Work task: Pull each line holding the word "JSON" from the data.

Element data from apps and pages
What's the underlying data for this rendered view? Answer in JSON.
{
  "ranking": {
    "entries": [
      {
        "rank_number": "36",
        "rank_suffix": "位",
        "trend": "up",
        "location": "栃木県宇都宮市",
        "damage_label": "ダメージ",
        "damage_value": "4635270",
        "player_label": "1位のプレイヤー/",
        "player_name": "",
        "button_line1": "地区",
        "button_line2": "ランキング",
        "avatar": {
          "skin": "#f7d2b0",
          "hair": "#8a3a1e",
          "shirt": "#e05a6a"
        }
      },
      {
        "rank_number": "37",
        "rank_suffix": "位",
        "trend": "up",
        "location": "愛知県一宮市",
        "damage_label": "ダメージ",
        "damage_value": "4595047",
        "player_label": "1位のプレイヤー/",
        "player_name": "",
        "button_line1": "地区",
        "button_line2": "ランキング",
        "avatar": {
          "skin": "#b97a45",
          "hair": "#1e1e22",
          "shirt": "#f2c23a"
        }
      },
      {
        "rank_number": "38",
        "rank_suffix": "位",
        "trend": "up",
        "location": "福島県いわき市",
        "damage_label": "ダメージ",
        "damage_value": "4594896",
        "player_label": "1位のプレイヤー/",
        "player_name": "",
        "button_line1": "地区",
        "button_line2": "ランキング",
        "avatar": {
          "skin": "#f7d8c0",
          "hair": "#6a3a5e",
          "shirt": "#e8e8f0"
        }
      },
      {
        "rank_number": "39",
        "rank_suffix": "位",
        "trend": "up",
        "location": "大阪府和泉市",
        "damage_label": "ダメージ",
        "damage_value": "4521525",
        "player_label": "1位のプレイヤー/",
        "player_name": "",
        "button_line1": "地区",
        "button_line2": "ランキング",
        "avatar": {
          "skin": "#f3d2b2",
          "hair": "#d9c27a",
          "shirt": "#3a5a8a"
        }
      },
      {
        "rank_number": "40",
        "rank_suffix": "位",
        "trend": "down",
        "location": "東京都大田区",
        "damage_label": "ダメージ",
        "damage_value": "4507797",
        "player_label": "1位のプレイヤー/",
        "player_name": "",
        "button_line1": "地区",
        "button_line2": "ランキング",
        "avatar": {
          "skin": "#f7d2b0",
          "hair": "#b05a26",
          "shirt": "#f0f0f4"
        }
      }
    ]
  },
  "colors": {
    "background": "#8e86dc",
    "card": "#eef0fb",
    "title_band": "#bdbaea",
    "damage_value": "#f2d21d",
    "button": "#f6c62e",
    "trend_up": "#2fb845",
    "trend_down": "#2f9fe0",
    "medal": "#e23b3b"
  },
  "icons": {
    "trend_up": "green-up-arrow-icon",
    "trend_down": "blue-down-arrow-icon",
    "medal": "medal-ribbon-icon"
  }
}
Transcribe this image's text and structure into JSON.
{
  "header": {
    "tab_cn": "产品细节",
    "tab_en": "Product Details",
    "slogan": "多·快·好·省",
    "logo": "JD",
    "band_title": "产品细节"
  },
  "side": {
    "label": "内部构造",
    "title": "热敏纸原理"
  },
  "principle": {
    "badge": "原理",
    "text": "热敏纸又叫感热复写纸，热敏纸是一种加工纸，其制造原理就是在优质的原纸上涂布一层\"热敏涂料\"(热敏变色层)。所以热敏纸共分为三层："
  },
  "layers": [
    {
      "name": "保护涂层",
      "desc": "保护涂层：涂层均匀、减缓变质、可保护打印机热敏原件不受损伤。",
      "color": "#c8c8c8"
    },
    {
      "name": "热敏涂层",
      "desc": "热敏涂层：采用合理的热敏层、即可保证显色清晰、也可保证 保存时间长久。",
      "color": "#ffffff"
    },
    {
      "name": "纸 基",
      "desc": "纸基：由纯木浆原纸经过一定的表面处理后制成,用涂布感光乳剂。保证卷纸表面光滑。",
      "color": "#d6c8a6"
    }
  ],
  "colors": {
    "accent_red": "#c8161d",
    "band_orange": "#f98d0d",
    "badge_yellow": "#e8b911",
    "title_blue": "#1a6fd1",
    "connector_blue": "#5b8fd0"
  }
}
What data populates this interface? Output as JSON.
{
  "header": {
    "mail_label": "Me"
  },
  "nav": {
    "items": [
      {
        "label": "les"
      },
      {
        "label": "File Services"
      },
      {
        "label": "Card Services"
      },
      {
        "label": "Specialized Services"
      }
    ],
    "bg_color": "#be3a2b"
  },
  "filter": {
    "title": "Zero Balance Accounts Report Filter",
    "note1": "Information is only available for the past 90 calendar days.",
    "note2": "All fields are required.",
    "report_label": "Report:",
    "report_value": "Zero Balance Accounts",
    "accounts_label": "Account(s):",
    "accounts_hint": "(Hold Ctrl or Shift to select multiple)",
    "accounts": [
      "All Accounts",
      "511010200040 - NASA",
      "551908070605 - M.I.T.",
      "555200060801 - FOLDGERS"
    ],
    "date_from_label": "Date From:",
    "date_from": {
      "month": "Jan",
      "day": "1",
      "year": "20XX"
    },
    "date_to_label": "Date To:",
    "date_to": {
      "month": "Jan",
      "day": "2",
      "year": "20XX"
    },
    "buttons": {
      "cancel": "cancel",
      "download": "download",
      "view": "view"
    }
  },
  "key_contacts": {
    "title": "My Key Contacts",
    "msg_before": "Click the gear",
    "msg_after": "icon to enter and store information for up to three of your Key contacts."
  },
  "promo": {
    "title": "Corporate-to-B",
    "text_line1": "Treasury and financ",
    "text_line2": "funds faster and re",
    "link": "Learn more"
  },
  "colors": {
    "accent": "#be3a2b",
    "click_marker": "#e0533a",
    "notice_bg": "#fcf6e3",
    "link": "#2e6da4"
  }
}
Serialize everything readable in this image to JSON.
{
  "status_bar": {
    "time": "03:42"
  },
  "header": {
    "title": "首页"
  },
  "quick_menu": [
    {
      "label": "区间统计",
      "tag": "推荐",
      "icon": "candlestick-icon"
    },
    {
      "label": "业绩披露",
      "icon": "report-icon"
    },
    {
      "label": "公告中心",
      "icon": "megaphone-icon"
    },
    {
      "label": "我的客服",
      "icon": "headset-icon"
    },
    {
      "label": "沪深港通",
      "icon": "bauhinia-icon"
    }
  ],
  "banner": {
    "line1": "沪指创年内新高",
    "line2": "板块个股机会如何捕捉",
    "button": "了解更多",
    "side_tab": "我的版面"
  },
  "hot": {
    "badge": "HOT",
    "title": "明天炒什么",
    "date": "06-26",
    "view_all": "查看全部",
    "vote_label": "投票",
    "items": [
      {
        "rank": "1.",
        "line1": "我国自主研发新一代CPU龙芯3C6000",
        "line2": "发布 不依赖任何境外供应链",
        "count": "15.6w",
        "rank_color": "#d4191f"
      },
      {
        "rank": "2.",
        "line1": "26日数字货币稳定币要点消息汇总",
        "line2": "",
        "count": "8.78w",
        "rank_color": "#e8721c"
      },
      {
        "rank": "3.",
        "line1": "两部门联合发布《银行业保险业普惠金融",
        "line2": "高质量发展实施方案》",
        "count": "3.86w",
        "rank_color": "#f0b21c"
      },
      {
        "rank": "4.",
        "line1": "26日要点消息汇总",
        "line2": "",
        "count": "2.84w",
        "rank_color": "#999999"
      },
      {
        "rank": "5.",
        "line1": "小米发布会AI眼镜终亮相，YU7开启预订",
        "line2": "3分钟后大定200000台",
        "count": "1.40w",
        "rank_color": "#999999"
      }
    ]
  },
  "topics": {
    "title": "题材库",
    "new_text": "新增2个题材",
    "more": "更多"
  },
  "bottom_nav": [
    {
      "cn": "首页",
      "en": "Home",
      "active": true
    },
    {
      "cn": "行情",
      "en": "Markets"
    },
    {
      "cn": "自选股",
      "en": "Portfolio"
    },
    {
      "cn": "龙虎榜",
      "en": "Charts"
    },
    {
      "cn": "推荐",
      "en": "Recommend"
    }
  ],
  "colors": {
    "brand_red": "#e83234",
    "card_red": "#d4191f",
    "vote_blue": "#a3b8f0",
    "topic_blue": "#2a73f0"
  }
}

Task result:
What's the underlying data for this rendered view? Answer in JSON.
Transcribe this image's text and structure into JSON.
What data populates this interface? Output as JSON.
Serialize everything readable in this image to JSON.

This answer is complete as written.